The comet met its fiery demise on July 6 when it zoomed in from behind the sun and melted into oblivion as it crashed into the star.
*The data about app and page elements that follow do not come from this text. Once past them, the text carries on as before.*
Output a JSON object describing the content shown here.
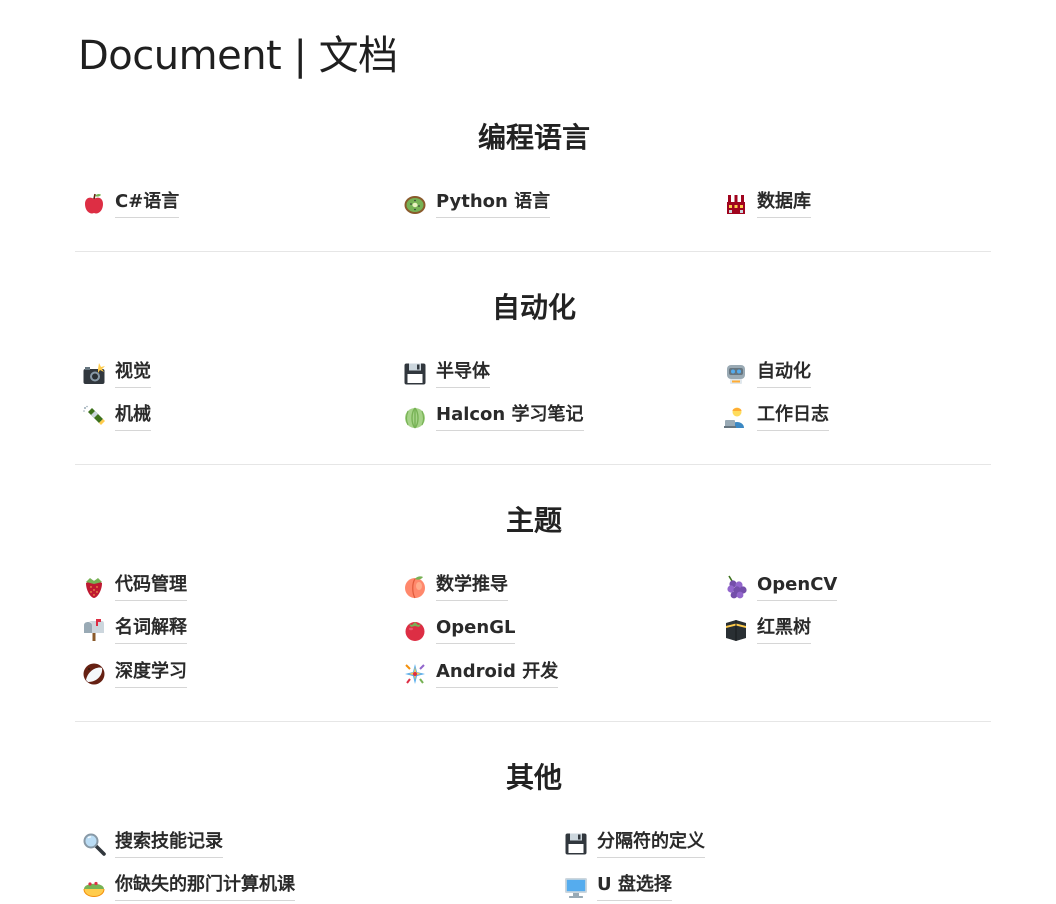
{
  "page": {
    "title": "Document | 文档"
  },
  "sections": [
    {
      "title": "编程语言",
      "items": [
        {
          "label": "C#语言",
          "icon": "apple-icon"
        },
        {
          "label": "Python 语言",
          "icon": "kiwi-icon"
        },
        {
          "label": "数据库",
          "icon": "factory-icon"
        }
      ]
    },
    {
      "title": "自动化",
      "items": [
        {
          "label": "视觉",
          "icon": "camera-flash-icon"
        },
        {
          "label": "半导体",
          "icon": "floppy-disk-icon"
        },
        {
          "label": "自动化",
          "icon": "robot-icon"
        },
        {
          "label": "机械",
          "icon": "champagne-icon"
        },
        {
          "label": "Halcon 学习笔记",
          "icon": "melon-icon"
        },
        {
          "label": "工作日志",
          "icon": "technologist-icon"
        }
      ]
    },
    {
      "title": "主题",
      "items": [
        {
          "label": "代码管理",
          "icon": "strawberry-icon"
        },
        {
          "label": "数学推导",
          "icon": "peach-icon"
        },
        {
          "label": "OpenCV",
          "icon": "grapes-icon"
        },
        {
          "label": "名词解释",
          "icon": "mailbox-icon"
        },
        {
          "label": "OpenGL",
          "icon": "tomato-icon"
        },
        {
          "label": "红黑树",
          "icon": "kaaba-icon"
        },
        {
          "label": "深度学习",
          "icon": "coconut-icon"
        },
        {
          "label": "Android 开发",
          "icon": "pinata-icon"
        }
      ]
    },
    {
      "title": "其他",
      "items": [
        {
          "label": "搜索技能记录",
          "icon": "magnifier-icon"
        },
        {
          "label": "分隔符的定义",
          "icon": "floppy-disk-icon"
        },
        {
          "label": "你缺失的那门计算机课",
          "icon": "taco-icon"
        },
        {
          "label": "U 盘选择",
          "icon": "computer-icon"
        }
      ]
    }
  ]
}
It was NASA's Solar Dynamics Observatory (SDO), a satellite orbiting Earth that studies the sun, which witnessed the comet's death-blow.
One of the SDO spacecraft's high-definition imagers "actually spotted a sun-grazing comet as it disintegrated over about a 15 minute period (July 6, 2011), something never observed before," SDO officials said.
Comets have been spotted near the sun before, but last week's object was the first to be observed in real-time as it disappeared.
"Given the intense heat and radiation, the comet simply evaporated away completely," SDO officials said.
The comet was a type known to astronomers as a sun-grazing comet because its path brought it extremely close to the sun.
The Solar and Heliospheric Observatory, a joint NASA-European Space Agency spacecraft, also spotted the comet's demise and recorded a video of the event.
"This is one of the brightest sun-grazers SOHO has recorded, similar to the Christmas comet of 1996," SOHO project scientist Bernhard Fleck said in a statement.
SOHO officials said that, because of the angle of the comet's orbit, it passed across the front half of the sun and appeared to brighten as it struck hotter particles above the solar surface.
Sun-grazing comets are relatively common and are also known as Kreutz comets, after the 19th century astronomer Heinrich Kreutz who first showed they were related.
Astronomers suspect that Kreutz comets all began as a single, giant comet that broke apart several centuries ago.